Styyle’s indomitable spirit led him to Powerseat Music Group, an independent record label owned by Curtis Maxwell II. I get that all the time from local guys,” remembered Maxwell. “They think, ‘if I sign with this label, my path is straight.’ But what they don’t realize is that we are very much in the building of our label. Styyle approached me and said, ‘I rap.’ I thought, ‘Of course.’ But he was like, ‘No, I’m serious.’ He paid for his own studio time. He set up his own session. He told me, ‘I just want you to be there.’ No one had ever approached me with that kind of intensity.”
All Love, Styyle’s latest album, finds him examining human connection from every possible angle. Contrast aggressive, cut-throat bangers like “Stay Inside” and “Race” with more emotive, personal songs like “Toxic” and “Pain.” “All of them are for love,” Styyle said. “You get angry when it comes to love. You get hurt when it comes to love. Let’s say one day I’m having a great day. Then out of nowhere, my heart is hurt. That changes how i’m feeling. Love is always a good thing. At the end of the day, it’s all love. Through the good, the bad, and the ugly.”

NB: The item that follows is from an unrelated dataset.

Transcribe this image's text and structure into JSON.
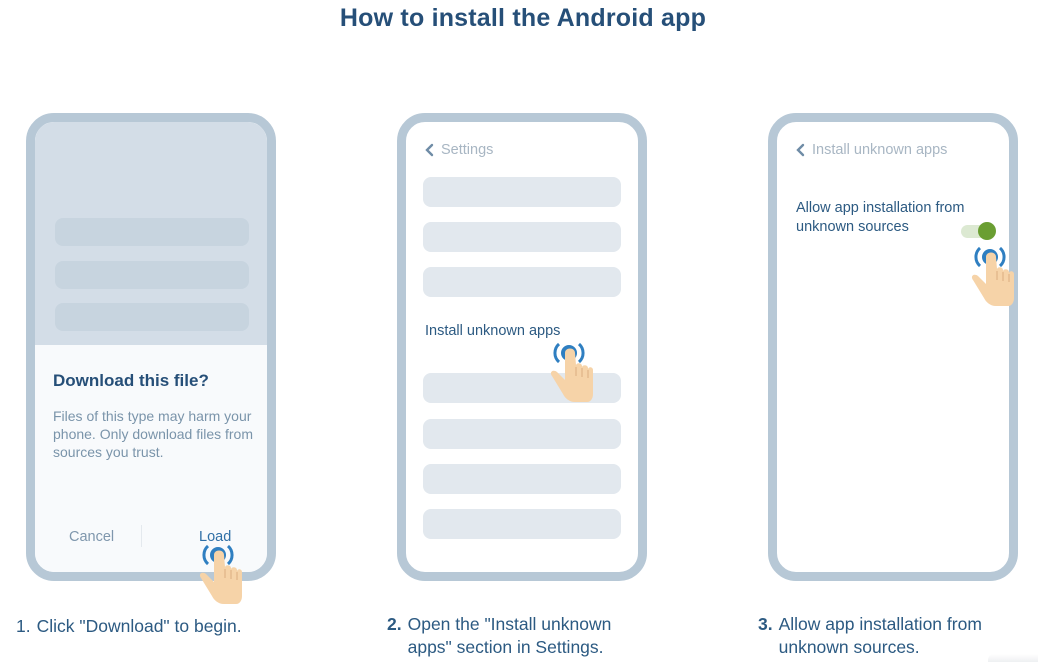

On his new track “Work It 4 Me,” Styyle continues to step outside of his comfort zone. “It’s the perfect spring song,” said Styyle. Curtis Maxwell emphasized that the song merges different musical approaches while also celebrating nationality and culture. “Styyle never even heard an Afrobeat song until we started working on that one,” Maxwell explained. “We want to embrace the culture we have as black Americans, but also the culture we have as African descendants. ‘Work It 4 Me’ is a great combination of those things. It hearkens to a sound that is popular in Africa. But Styyle still sounds like an American rapper. We want to acknowledge it in any way we can, without giving up our own identity.”
Fans of Styyle’s work can expect more singles from him in the coming months. Stream “Work It 4 Me” below and follow Styyle on all social media channels below.
Curtis Maxwell’s Powerseat Music Group will likewise be releasing new material from their other artists very soon. Visit their label website below to learn more.